If your topic is not in that lovely sweet spot of widespread consumer interest, or even intense niche interest, it’s probably not worth your time to launch a microsite. If you want a great home for your awesome content, most of the time, a branded vertical (i.e., a content section on your existing site) will do fine. It will give you all the benefits of a microsite—a lovely blank page to design and fill however you like—and still keep your SEO in-house, as well as your traffic.
For topics that are click-fire, a microsite can provide that “destination” feel that will make users feel more engaged, and inclined to keep coming back. What are those topics? Just take a look on the Internet to see what’s popular, and you’ll know.
Take beauty, for example. Readers simply love it. In 2013, makeup videos attracted nearly 10 billion views on YouTube, and that number rose in 2014. Which meant that it was a smart play by L’Oréal to launch a microsite. The global brand saw an opening to provide great content in an insanely popular space, so they launched Makeup.com, a gorgeous microsite that has attracted plenty of interest.
The content is a well-designed mix of DIY tutorials, expert tips, trend reports, and beauty news. There are loads of original videos, interactive features, and interviews. The tone and voice are a spot-on rendition of “the beauty-expert friend who always looks her best and genuinely wants to help you do the same.” And the fact that it’s a microsite gives it some separation from L’Oréal itself.

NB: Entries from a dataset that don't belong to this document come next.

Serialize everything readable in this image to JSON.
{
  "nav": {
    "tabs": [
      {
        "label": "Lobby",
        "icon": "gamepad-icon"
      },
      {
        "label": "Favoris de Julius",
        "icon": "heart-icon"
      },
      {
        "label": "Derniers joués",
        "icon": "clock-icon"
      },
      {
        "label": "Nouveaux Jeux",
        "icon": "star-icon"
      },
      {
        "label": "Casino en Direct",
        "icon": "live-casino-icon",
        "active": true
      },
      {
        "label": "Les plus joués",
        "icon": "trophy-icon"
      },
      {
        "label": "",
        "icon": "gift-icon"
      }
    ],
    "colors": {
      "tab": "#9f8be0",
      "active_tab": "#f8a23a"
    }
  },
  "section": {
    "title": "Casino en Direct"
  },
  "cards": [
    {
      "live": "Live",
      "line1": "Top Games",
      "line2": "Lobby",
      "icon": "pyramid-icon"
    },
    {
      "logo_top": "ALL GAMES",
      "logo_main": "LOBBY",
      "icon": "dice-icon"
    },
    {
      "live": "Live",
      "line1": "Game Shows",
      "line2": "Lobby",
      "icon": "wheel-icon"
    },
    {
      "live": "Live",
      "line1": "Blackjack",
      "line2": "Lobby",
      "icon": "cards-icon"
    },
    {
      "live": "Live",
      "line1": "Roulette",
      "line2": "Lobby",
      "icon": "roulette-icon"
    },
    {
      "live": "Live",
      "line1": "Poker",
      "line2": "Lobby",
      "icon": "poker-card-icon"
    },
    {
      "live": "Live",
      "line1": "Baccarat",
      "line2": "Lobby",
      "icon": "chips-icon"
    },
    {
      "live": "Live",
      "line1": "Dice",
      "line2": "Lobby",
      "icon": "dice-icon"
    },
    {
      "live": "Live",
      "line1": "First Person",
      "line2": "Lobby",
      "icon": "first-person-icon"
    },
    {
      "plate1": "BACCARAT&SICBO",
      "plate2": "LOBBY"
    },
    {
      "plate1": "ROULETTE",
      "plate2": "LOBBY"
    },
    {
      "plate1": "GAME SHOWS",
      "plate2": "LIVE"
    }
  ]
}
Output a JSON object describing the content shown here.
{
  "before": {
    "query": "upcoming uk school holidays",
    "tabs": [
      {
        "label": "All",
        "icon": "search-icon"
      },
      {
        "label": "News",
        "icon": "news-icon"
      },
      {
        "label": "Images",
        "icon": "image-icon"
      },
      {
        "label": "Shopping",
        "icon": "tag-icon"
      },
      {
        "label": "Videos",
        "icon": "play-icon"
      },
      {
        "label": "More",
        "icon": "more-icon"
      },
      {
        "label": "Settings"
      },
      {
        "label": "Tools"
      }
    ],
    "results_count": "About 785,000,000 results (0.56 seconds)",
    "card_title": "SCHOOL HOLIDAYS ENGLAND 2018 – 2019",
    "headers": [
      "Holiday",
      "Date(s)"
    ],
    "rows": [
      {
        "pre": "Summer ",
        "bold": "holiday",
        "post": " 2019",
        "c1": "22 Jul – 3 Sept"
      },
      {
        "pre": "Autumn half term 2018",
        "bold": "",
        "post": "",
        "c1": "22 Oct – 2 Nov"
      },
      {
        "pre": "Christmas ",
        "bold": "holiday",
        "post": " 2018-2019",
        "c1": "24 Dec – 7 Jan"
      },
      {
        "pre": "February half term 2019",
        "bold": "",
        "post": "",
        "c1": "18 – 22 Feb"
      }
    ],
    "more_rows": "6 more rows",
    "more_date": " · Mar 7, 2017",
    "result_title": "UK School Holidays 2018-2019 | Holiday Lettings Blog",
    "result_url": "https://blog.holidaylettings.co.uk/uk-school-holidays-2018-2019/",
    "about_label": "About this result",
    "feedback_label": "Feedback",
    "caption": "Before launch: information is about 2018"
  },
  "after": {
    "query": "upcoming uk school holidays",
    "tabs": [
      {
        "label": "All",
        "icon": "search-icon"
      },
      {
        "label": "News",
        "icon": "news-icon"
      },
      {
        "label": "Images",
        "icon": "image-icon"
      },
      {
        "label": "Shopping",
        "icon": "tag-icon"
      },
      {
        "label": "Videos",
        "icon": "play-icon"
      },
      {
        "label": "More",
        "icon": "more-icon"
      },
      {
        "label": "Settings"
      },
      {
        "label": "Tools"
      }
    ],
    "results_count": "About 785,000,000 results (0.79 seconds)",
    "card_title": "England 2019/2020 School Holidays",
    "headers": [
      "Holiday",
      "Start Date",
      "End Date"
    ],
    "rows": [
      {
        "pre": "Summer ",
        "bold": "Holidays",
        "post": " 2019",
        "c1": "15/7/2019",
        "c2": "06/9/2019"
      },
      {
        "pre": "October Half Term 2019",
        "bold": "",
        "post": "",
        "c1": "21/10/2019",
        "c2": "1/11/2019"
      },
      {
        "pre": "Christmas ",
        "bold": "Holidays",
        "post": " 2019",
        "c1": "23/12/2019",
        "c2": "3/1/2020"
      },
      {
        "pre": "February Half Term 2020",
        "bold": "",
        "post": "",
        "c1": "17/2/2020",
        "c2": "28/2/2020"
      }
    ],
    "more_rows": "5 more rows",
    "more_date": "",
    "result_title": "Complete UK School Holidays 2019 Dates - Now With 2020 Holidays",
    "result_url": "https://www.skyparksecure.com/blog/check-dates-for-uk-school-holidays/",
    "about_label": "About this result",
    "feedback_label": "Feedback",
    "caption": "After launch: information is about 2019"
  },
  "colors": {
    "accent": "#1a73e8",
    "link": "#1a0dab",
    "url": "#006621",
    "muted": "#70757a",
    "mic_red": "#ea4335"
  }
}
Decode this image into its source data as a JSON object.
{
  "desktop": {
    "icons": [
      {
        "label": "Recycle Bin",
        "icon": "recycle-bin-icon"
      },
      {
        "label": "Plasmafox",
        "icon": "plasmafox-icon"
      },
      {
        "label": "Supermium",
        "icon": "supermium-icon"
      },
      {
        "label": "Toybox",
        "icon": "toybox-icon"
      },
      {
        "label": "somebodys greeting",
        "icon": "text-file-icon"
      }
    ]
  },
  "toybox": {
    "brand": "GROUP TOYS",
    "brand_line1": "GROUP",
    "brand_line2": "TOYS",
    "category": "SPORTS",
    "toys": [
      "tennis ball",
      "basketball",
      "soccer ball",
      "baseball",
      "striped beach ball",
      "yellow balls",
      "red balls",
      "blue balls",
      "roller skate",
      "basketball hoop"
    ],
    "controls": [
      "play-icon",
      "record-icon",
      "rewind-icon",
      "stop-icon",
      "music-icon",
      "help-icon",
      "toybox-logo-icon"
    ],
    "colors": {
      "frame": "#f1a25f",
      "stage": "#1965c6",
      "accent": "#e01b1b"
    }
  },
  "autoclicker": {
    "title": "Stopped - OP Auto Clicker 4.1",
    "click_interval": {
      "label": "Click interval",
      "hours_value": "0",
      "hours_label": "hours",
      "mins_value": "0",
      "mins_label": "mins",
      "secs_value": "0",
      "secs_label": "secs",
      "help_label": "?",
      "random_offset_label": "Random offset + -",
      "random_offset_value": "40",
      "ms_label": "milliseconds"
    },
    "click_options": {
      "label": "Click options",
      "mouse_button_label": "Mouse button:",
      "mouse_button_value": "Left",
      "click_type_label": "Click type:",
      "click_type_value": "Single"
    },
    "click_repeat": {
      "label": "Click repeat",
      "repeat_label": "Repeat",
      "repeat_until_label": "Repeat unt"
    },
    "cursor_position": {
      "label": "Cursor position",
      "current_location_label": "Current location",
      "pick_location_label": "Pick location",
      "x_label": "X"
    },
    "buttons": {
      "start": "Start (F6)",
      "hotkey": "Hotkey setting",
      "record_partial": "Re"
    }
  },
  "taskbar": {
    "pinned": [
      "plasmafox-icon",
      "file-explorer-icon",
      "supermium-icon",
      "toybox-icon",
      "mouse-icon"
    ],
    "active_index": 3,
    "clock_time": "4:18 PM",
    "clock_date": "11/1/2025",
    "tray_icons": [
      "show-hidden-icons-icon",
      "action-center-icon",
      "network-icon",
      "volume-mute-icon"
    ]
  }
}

For a global brand like this one, the play isn’t straight customer acquisition—it’s bigger than that. L’Oréal is building a media presence in a space that is guaranteed to bring readers, and the audience is likely to grow because the topic is so popular. The strategy has been so successful, the company has even launched offshoots like Hairstyle.com.
3. What’s your budget, available resources, and willingness to “go deep”?
This one relates back to the “extensive time and resources” point. A microsite can sink just as easily as it can rise (actually, the former is more likely) and there’s no point in playing a game you can’t win because you run out of resources halfway through.
Going back to the L’Oréal example, let’s break it down a bit. Before they ever hit “Publish” on a single piece of content, first the team had to take care of the basics, like purchasing the Makeup.com domain, designing an entirely new content site, and building it. Then they had to hire a staff to create all this content, manage it, amplify it—the list goes on. Then they had to attract big-name partners to promote it, like YouTube beauty celebs Michelle Phan (whose personal line is manufactured by the brand) and Eva Gutowski. All of this takes serious budget, time, and commitment.
And the spend doesn’t end there. A site like Makeup.com is consistently adding new features and updating both its tech and editorial strategy—in the Internet era you have to. A site that looked great a year ago will look positively arcane in 2015. No one ever said the digital age wasn’t fickle.
Let’s draw some conclusions
Given all the cost and effort of launching, running, and maintaining microsites, it’s safe to say that they generally make sense in two scenarios:
1. You’re a huge brand that focuses on products or services with proven consumer appeal (i.e., a lot of people love to read about them on the Internet).
2. You’re a smaller brand with a clearly defined niche audience that also has a clear appetite for regular content on this topic (and you have a lot of budget to throw around).
Even if you fall into one of the above categories, that doesn’t mean a microsite is the absolute way to go. Coca-Cola does amazing things with a branded vertical. As does Amex. A good strategist can walk you through the best plan for your brand—after all, every brand and situation is unique. But leaping into the microsite fray without a strategy is a bit like tossing money out a car window and hoping it lands in a bank vault.
(Full Disclosure: American Express and Coca-Cola are Contently clients.)